Print the listing below exactly, leaving nothing out.

++++++++

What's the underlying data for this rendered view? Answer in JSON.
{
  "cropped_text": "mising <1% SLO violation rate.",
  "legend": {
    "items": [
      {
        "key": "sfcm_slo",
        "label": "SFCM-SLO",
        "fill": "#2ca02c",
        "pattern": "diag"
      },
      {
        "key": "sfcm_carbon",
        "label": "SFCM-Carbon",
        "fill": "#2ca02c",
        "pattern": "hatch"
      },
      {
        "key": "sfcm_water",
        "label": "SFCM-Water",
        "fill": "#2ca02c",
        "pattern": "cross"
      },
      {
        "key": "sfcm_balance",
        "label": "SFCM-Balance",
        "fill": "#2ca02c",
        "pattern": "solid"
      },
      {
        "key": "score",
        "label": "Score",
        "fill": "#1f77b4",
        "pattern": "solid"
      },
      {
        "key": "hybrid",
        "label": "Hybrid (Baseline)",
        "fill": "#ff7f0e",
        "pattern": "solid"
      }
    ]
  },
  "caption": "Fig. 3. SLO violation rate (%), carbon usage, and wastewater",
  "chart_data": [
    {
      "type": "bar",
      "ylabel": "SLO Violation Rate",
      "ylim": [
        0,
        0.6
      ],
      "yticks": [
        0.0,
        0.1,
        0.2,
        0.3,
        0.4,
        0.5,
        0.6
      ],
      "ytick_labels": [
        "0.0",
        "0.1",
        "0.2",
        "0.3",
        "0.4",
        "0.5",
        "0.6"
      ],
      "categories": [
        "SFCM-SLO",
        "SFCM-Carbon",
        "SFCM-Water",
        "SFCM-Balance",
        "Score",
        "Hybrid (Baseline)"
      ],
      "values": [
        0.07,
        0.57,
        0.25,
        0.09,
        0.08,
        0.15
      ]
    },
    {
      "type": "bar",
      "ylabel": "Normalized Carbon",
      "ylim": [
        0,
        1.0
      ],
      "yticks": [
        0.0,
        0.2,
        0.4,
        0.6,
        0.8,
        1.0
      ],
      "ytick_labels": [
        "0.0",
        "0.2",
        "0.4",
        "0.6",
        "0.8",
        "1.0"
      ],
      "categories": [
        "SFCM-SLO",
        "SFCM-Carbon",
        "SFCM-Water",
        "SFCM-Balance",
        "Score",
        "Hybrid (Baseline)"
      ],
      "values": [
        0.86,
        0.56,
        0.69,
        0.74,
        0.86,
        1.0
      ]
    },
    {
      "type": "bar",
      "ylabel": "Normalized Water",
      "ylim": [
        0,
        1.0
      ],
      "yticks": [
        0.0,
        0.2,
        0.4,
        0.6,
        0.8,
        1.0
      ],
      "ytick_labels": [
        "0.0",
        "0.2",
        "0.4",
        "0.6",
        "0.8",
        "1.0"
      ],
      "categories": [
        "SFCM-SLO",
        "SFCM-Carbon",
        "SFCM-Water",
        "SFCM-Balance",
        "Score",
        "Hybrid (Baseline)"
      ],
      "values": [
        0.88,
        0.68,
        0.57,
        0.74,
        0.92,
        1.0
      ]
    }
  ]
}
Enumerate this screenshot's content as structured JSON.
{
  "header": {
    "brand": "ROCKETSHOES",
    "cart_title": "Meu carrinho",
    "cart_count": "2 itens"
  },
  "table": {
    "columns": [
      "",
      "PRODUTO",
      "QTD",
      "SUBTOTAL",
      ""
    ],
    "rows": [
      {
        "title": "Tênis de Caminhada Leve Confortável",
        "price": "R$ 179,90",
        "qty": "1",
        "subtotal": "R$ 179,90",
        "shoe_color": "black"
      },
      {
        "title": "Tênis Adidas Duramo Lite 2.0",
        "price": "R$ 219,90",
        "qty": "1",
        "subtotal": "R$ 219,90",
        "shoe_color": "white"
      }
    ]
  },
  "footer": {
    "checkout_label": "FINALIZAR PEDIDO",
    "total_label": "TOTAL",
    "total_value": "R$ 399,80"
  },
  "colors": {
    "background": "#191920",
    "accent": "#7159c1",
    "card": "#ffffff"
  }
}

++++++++

-- RESULT OF THIS TASK --
What's the underlying data for this rendered view? Answer in JSON.
{
  "cropped_text": "mising <1% SLO violation rate.",
  "legend": {
    "items": [
      {
        "key": "sfcm_slo",
        "label": "SFCM-SLO",
        "fill": "#2ca02c",
        "pattern": "diag"
      },
      {
        "key": "sfcm_carbon",
        "label": "SFCM-Carbon",
        "fill": "#2ca02c",
        "pattern": "hatch"
      },
      {
        "key": "sfcm_water",
        "label": "SFCM-Water",
        "fill": "#2ca02c",
        "pattern": "cross"
      },
      {
        "key": "sfcm_balance",
        "label": "SFCM-Balance",
        "fill": "#2ca02c",
        "pattern": "solid"
      },
      {
        "key": "score",
        "label": "Score",
        "fill": "#1f77b4",
        "pattern": "solid"
      },
      {
        "key": "hybrid",
        "label": "Hybrid (Baseline)",
        "fill": "#ff7f0e",
        "pattern": "solid"
      }
    ]
  },
  "caption": "Fig. 3. SLO violation rate (%), carbon usage, and wastewater",
  "chart_data": [
    {
      "type": "bar",
      "ylabel": "SLO Violation Rate",
      "ylim": [
        0,
        0.6
      ],
      "yticks": [
        0.0,
        0.1,
        0.2,
        0.3,
        0.4,
        0.5,
        0.6
      ],
      "ytick_labels": [
        "0.0",
        "0.1",
        "0.2",
        "0.3",
        "0.4",
        "0.5",
        "0.6"
      ],
      "categories": [
        "SFCM-SLO",
        "SFCM-Carbon",
        "SFCM-Water",
        "SFCM-Balance",
        "Score",
        "Hybrid (Baseline)"
      ],
      "values": [
        0.07,
        0.57,
        0.25,
        0.09,
        0.08,
        0.15
      ]
    },
    {
      "type": "bar",
      "ylabel": "Normalized Carbon",
      "ylim": [
        0,
        1.0
      ],
      "yticks": [
        0.0,
        0.2,
        0.4,
        0.6,
        0.8,
        1.0
      ],
      "ytick_labels": [
        "0.0",
        "0.2",
        "0.4",
        "0.6",
        "0.8",
        "1.0"
      ],
      "categories": [
        "SFCM-SLO",
        "SFCM-Carbon",
        "SFCM-Water",
        "SFCM-Balance",
        "Score",
        "Hybrid (Baseline)"
      ],
      "values": [
        0.86,
        0.56,
        0.69,
        0.74,
        0.86,
        1.0
      ]
    },
    {
      "type": "bar",
      "ylabel": "Normalized Water",
      "ylim": [
        0,
        1.0
      ],
      "yticks": [
        0.0,
        0.2,
        0.4,
        0.6,
        0.8,
        1.0
      ],
      "ytick_labels": [
        "0.0",
        "0.2",
        "0.4",
        "0.6",
        "0.8",
        "1.0"
      ],
      "categories": [
        "SFCM-SLO",
        "SFCM-Carbon",
        "SFCM-Water",
        "SFCM-Balance",
        "Score",
        "Hybrid (Baseline)"
      ],
      "values": [
        0.88,
        0.68,
        0.57,
        0.74,
        0.92,
        1.0
      ]
    }
  ]
}
Enumerate this screenshot's content as structured JSON.
{
  "header": {
    "brand": "ROCKETSHOES",
    "cart_title": "Meu carrinho",
    "cart_count": "2 itens"
  },
  "table": {
    "columns": [
      "",
      "PRODUTO",
      "QTD",
      "SUBTOTAL",
      ""
    ],
    "rows": [
      {
        "title": "Tênis de Caminhada Leve Confortável",
        "price": "R$ 179,90",
        "qty": "1",
        "subtotal": "R$ 179,90",
        "shoe_color": "black"
      },
      {
        "title": "Tênis Adidas Duramo Lite 2.0",
        "price": "R$ 219,90",
        "qty": "1",
        "subtotal": "R$ 219,90",
        "shoe_color": "white"
      }
    ]
  },
  "footer": {
    "checkout_label": "FINALIZAR PEDIDO",
    "total_label": "TOTAL",
    "total_value": "R$ 399,80"
  },
  "colors": {
    "background": "#191920",
    "accent": "#7159c1",
    "card": "#ffffff"
  }
}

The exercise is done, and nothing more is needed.